“The ability to repair and maintain ships plays a critical role in sustaining Navy readiness,” the Government Accountability Office said in a new report, but that critical capability is not currently where it needs to be, especially when it comes to fixing ships damaged in combat and getting them back into the fight.
The Navy has not needed to quickly repair ships damaged in a great-power conflict since World War II, when warships were less advanced and complex than today’s modern vessels and the US had a much more robust industrial capacity.
After the end of the Cold War, the service shifted its focus from wartime repairs to peacetime maintenance, reducing the number of public shipyards and divesting of some of its important naval repair assets.
“The rise of 21st century adversaries capable of producing high-end threats in warfare – referred to as great power competitors – revives the need for the Navy to reexamine its battle damage repair capability to ensure it is ready for potential conflict,” the GAO report said.
The watchdog added that “depending on the nature of the conflict, the Navy may not be able to rely on additional ships to replace damaged ones–making the need for battle damage repair capability all the more important.”
The Pentagon reported this year that China has the largest navy in the world, with an overall battle force of around 350 ships, including 130 major surface combatants. China is also the top shipbuilding nation in the world by tonnage, meaning it likely has the ability to rapidly build up its naval force or replace combat losses.
The US Navy has a proven, more capable but smaller force and produces ships at a slower pace, suggesting it can afford to suffer far fewer losses in a major conflict given the challenges the service faces to replace them.
Furthermore, the Navy’s regular maintenance capacity, which it would likely need to rely on to repair damaged warships in a conflict, has had problems for years, issues that have resulted in costly delays and serious readiness setbacks.
The GAO said that “battle damage repairs may further exacerbate” the “ongoing shipyard challenges to keep up with regular maintenance demand,” potentially making an already problematic situation worse.
Shortfalls in the Navy’s wartime battle-damage repair capabilities include the lack of an established damage repair doctrine, an unclear command and control, and an insufficient repair capacity, among other things.
Navy officials told the GAO that “the Navy could handle a single battle damage event,” but they were “uncertain how the Navy might handle multiple simultaneous or near-simultaneous events” like what the service would experience in a high-end conflict with a near-peer adversary.
In recent years, the Navy has experienced a few major unexpected repair situations in which a ship suffered severe damage.
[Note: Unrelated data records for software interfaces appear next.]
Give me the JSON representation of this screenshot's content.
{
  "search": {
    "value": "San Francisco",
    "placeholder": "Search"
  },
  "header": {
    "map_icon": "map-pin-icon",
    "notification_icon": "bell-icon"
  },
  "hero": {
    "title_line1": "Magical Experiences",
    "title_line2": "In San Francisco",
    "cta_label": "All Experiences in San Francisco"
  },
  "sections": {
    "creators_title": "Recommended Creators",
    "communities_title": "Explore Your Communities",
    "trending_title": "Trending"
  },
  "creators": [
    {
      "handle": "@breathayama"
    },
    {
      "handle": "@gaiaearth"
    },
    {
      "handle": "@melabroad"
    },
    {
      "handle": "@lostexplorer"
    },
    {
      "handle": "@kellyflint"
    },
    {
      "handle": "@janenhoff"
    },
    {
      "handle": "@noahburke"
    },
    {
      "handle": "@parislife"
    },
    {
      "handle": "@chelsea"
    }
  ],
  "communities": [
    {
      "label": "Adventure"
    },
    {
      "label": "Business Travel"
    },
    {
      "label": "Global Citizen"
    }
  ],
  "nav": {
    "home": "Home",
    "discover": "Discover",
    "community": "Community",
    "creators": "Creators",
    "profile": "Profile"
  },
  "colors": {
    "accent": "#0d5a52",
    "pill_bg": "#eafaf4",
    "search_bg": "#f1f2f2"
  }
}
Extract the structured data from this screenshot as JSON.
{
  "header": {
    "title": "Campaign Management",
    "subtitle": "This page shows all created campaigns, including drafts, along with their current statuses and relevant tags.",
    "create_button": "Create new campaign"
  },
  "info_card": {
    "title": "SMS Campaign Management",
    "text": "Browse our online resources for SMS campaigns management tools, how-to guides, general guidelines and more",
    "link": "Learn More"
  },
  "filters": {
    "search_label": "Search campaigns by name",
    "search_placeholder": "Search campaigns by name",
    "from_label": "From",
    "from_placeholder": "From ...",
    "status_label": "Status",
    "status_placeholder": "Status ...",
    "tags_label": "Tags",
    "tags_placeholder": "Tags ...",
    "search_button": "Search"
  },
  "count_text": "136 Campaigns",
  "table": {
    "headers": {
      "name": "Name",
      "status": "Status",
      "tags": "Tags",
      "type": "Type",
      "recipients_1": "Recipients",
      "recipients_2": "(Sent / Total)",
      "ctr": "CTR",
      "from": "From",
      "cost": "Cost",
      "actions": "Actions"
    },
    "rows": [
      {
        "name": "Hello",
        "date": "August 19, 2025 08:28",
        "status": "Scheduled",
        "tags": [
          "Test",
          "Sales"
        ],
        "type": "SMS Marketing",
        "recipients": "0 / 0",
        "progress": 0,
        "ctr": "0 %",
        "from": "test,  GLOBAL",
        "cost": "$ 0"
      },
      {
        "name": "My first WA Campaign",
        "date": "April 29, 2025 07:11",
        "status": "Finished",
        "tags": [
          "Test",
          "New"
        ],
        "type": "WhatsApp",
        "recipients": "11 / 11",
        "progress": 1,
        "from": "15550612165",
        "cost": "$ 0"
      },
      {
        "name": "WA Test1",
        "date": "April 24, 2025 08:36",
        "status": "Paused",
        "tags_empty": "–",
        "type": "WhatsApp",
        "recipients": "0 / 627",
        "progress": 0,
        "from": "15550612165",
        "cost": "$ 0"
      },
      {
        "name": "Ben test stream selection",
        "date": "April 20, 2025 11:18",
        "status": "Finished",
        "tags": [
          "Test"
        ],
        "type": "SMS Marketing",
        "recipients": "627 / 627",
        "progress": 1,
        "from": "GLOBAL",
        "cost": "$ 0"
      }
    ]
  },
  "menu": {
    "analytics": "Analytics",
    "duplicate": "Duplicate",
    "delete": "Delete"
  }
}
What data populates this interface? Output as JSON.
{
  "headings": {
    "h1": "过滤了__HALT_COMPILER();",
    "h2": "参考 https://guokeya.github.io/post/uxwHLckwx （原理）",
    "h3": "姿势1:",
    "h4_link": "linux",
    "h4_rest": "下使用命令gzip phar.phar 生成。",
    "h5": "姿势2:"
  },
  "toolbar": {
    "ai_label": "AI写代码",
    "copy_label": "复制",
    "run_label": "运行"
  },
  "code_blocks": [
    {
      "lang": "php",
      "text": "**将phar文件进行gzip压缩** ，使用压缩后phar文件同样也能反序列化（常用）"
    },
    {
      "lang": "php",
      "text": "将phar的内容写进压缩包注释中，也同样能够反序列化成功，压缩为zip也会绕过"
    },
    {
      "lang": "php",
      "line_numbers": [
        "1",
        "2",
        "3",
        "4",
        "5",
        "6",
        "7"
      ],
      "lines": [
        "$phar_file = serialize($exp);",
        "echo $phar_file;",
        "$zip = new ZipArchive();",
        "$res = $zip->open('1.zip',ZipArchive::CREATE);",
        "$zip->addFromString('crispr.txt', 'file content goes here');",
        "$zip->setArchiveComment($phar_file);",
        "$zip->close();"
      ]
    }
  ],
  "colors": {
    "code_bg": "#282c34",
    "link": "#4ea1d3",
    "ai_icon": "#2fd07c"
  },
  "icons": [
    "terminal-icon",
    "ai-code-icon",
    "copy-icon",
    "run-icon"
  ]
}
In 2017, the destroyers USS Fitzgerald and USS John S. McCain were damaged in collisions. The repair work took a couple of years and hundreds of millions of dollars.
Last year, the amphibious assault ship USS Bonhomme Richard, while pierside, was gutted by a fire. The Navy made the decision to scrap the ship rather than repair it.
The GAO report said that the Navy is still “in the early stages of determining how it will provide battle damage repair during a great power conflict.” In its report, the watchdog provided three key recommendations, most of which the Navy agreed to try to implement.
In the Biden administration’s fiscal year 2022 budget, the Department of the Navy’s $211.7 billion budget proposal placed less importance on ship, aircraft, and weapons procurement, focusing attention and resources instead on operations and maintenance, personnel, research and development, and infrastructure.